Teaching children to love the way they look, one diverse doll at a time
Ndanaka, who has the skin condition vitiligo, is the latest in a range of dolls that could help change beauty standards in the toy industry
Ndanaka stands 30cm tall, watching the world with wide-eyed wonder. Her face and hands make people look twice. She has vitiligo, a condition that causes the skin to lose pigmentation, resulting in discoloured patches.
In Shona her name means "I am beautiful". She is the latest in a range of dolls that could help change beauty standards in the toy industry, say entrepreneurs Caroline Hlahla and Khulile Vilakazi-Ofosu.
They are the creators of the Sibahle collection, which also includes Zuri, a doll with albinism.
Hlahla and Vilakazi-Ofosu say parents often struggle to find dolls that look like their children.

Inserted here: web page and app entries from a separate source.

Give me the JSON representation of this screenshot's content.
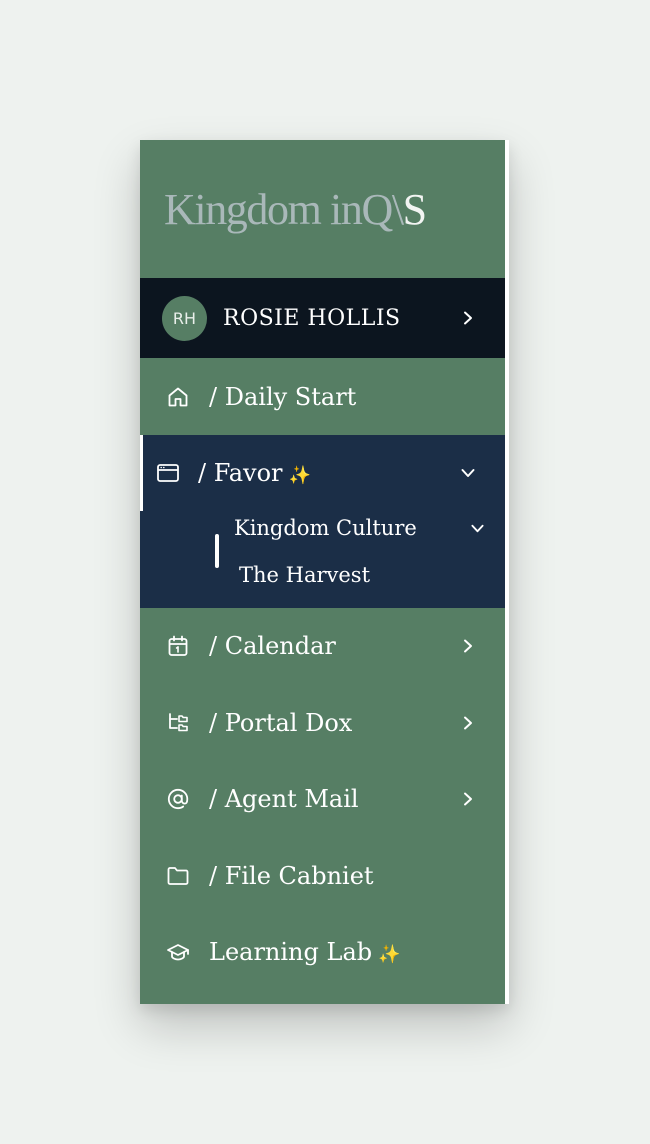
{
  "brand": {
    "logo_main": "Kingdom inQ\\",
    "logo_accent": "S"
  },
  "user": {
    "initials": "RH",
    "name": "ROSIE HOLLIS"
  },
  "nav": {
    "daily_start": "/ Daily Start",
    "favor": "/ Favor",
    "favor_sparkle": "✨",
    "favor_sub": {
      "kingdom_culture": "Kingdom Culture",
      "the_harvest": "The Harvest"
    },
    "calendar": "/ Calendar",
    "portal_dox": "/ Portal Dox",
    "agent_mail": "/ Agent Mail",
    "file_cabinet": "/ File Cabniet",
    "learning_lab": "Learning Lab",
    "learning_lab_sparkle": "✨"
  },
  "colors": {
    "sidebar_bg": "#567e64",
    "user_bar_bg": "#0c151f",
    "active_group_bg": "#1b2e47",
    "logo_text": "#a9b8b9",
    "page_bg": "#eef2ef"
  },
  "icons": {
    "daily_start": "home-icon",
    "favor": "browser-window-icon",
    "calendar": "calendar-icon",
    "portal_dox": "folder-tree-icon",
    "agent_mail": "at-sign-icon",
    "file_cabinet": "folder-icon",
    "learning_lab": "graduation-cap-icon"
  }
}
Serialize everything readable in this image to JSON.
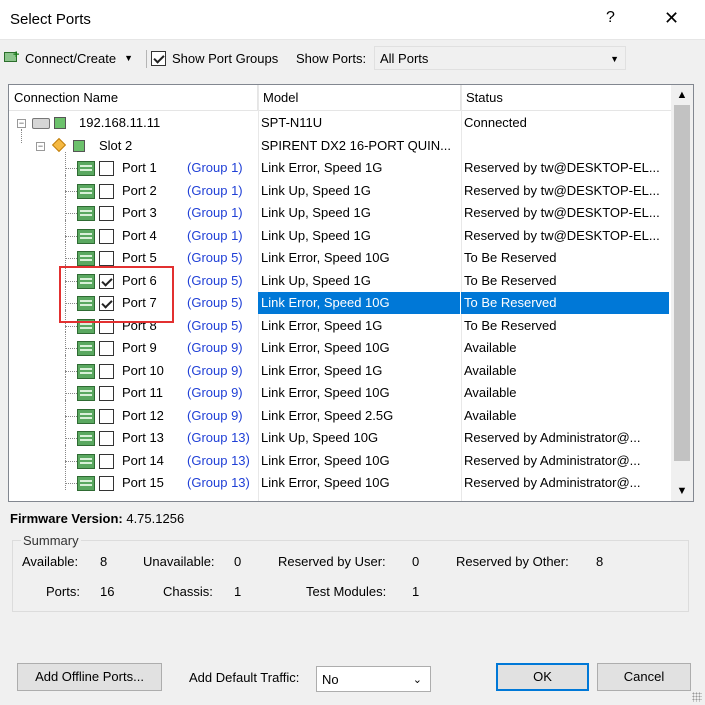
{
  "window": {
    "title": "Select Ports",
    "help": "?",
    "close": "✕"
  },
  "toolbar": {
    "connect_label": "Connect/Create",
    "show_groups_label": "Show Port Groups",
    "show_groups_checked": true,
    "show_ports_label": "Show Ports:",
    "show_ports_value": "All Ports"
  },
  "grid": {
    "headers": {
      "name": "Connection Name",
      "model": "Model",
      "status": "Status"
    },
    "chassis": {
      "name": "192.168.11.11",
      "model": "SPT-N11U",
      "status": "Connected"
    },
    "slot": {
      "name": "Slot 2",
      "model": "SPIRENT DX2 16-PORT QUIN...",
      "status": ""
    },
    "ports": [
      {
        "name": "Port 1",
        "group": "(Group 1)",
        "model": "Link Error, Speed 1G",
        "status": "Reserved by tw@DESKTOP-EL...",
        "checked": false
      },
      {
        "name": "Port 2",
        "group": "(Group 1)",
        "model": "Link Up, Speed 1G",
        "status": "Reserved by tw@DESKTOP-EL...",
        "checked": false
      },
      {
        "name": "Port 3",
        "group": "(Group 1)",
        "model": "Link Up, Speed 1G",
        "status": "Reserved by tw@DESKTOP-EL...",
        "checked": false
      },
      {
        "name": "Port 4",
        "group": "(Group 1)",
        "model": "Link Up, Speed 1G",
        "status": "Reserved by tw@DESKTOP-EL...",
        "checked": false
      },
      {
        "name": "Port 5",
        "group": "(Group 5)",
        "model": "Link Error, Speed 10G",
        "status": "To Be Reserved",
        "checked": false
      },
      {
        "name": "Port 6",
        "group": "(Group 5)",
        "model": "Link Up, Speed 1G",
        "status": "To Be Reserved",
        "checked": true
      },
      {
        "name": "Port 7",
        "group": "(Group 5)",
        "model": "Link Error, Speed 10G",
        "status": "To Be Reserved",
        "checked": true
      },
      {
        "name": "Port 8",
        "group": "(Group 5)",
        "model": "Link Error, Speed 1G",
        "status": "To Be Reserved",
        "checked": false
      },
      {
        "name": "Port 9",
        "group": "(Group 9)",
        "model": "Link Error, Speed 10G",
        "status": "Available",
        "checked": false
      },
      {
        "name": "Port 10",
        "group": "(Group 9)",
        "model": "Link Error, Speed 1G",
        "status": "Available",
        "checked": false
      },
      {
        "name": "Port 11",
        "group": "(Group 9)",
        "model": "Link Error, Speed 10G",
        "status": "Available",
        "checked": false
      },
      {
        "name": "Port 12",
        "group": "(Group 9)",
        "model": "Link Error, Speed 2.5G",
        "status": "Available",
        "checked": false
      },
      {
        "name": "Port 13",
        "group": "(Group 13)",
        "model": "Link Up, Speed 10G",
        "status": "Reserved by Administrator@...",
        "checked": false
      },
      {
        "name": "Port 14",
        "group": "(Group 13)",
        "model": "Link Error, Speed 10G",
        "status": "Reserved by Administrator@...",
        "checked": false
      },
      {
        "name": "Port 15",
        "group": "(Group 13)",
        "model": "Link Error, Speed 10G",
        "status": "Reserved by Administrator@...",
        "checked": false
      }
    ],
    "selected_port": "Port 7"
  },
  "firmware": {
    "label": "Firmware Version:",
    "value": "4.75.1256"
  },
  "summary": {
    "title": "Summary",
    "available_label": "Available:",
    "available": "8",
    "unavailable_label": "Unavailable:",
    "unavailable": "0",
    "reserved_user_label": "Reserved by User:",
    "reserved_user": "0",
    "reserved_other_label": "Reserved by Other:",
    "reserved_other": "8",
    "ports_label": "Ports:",
    "ports": "16",
    "chassis_label": "Chassis:",
    "chassis": "1",
    "modules_label": "Test Modules:",
    "modules": "1"
  },
  "footer": {
    "add_offline_label": "Add Offline Ports...",
    "add_default_traffic_label": "Add Default Traffic:",
    "add_default_traffic_value": "No",
    "ok_label": "OK",
    "cancel_label": "Cancel"
  },
  "colors": {
    "selection": "#0078d7",
    "group_link": "#1f3fd6",
    "highlight_box": "#e23030"
  }
}
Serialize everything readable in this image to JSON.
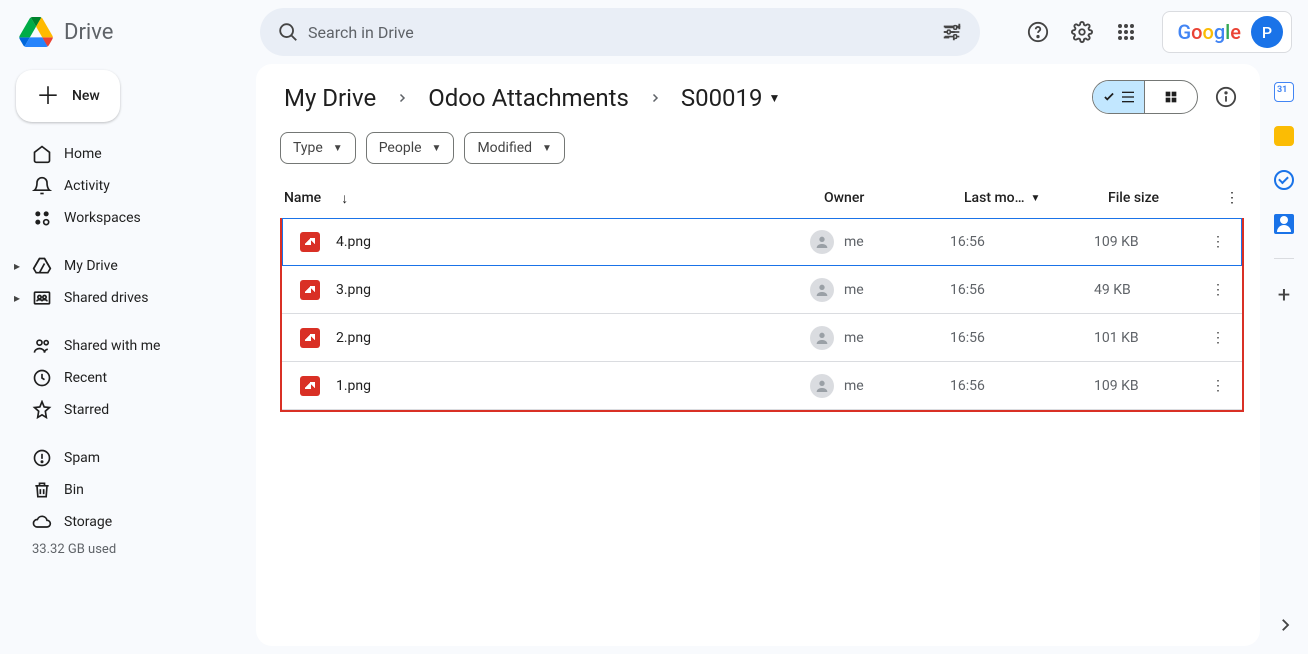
{
  "app": {
    "name": "Drive"
  },
  "search": {
    "placeholder": "Search in Drive"
  },
  "account": {
    "logo": "Google",
    "initial": "P"
  },
  "newButton": {
    "label": "New"
  },
  "sidebar": {
    "home": "Home",
    "activity": "Activity",
    "workspaces": "Workspaces",
    "mydrive": "My Drive",
    "shareddrives": "Shared drives",
    "shared": "Shared with me",
    "recent": "Recent",
    "starred": "Starred",
    "spam": "Spam",
    "bin": "Bin",
    "storage": "Storage",
    "storageUsed": "33.32 GB used"
  },
  "breadcrumbs": {
    "a": "My Drive",
    "b": "Odoo Attachments",
    "c": "S00019"
  },
  "filters": {
    "type": "Type",
    "people": "People",
    "modified": "Modified"
  },
  "columns": {
    "name": "Name",
    "owner": "Owner",
    "modified": "Last mo…",
    "size": "File size"
  },
  "files": {
    "0": {
      "name": "4.png",
      "owner": "me",
      "modified": "16:56",
      "size": "109 KB"
    },
    "1": {
      "name": "3.png",
      "owner": "me",
      "modified": "16:56",
      "size": "49 KB"
    },
    "2": {
      "name": "2.png",
      "owner": "me",
      "modified": "16:56",
      "size": "101 KB"
    },
    "3": {
      "name": "1.png",
      "owner": "me",
      "modified": "16:56",
      "size": "109 KB"
    }
  }
}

"Dolls like Ndanaka speak to those children with vitiligo to reaffirm that they are beautiful. These dolls teach children to appreciate beauty in all its forms and grow up feeling like they are enough, they don't have to look a certain way to stand up proudly and feel beautiful," Hlahla said.
The idea for Ndanaka came after they'd watched a television interview with actress Leleti Khumalo, who has vitiligo.
"We have positioned ourselves to be the voice for kids who have previously not been represented by the beauty and toy industry," said Vilakazi-Ofosu.
"Our brand is about teaching kids to love themselves the way they are and to embrace and celebrate diversity."
The duo launched a crowdfunding page to raise funds to manufacture Ndanaka and merchandise for some of their other dolls.
Their collection of vanilla-scented dolls also includes Nobuhle, whose name means "the one who represents beauty" in Zulu; Bontle, meaning "beauty" in Sotho; Neha, an Indian heritage doll; and a coloured doll named Ayana.
The business was founded in 2016 after Vilakazi-Ofosu's daughter, who was three years old at the time, said she wanted "flowy hair".
The Sibahle Collection - meaning "we are beautiful" in Zulu - was born out of the need to encourage black children to be comfortable in their own skins. Each doll's name is therefore a reference to "beautiful" or "beauty" in an indigenous language.
"Representation for kids is very important. It informs their outlook on life and their self-esteem," Vilakazi-Ofosu said.
"Until recently, there has only been one standard of beauty. If we teach our kids from a young age to accept who they are, we will begin to chip away a little at the many divisive issues that we are currently facing in this world."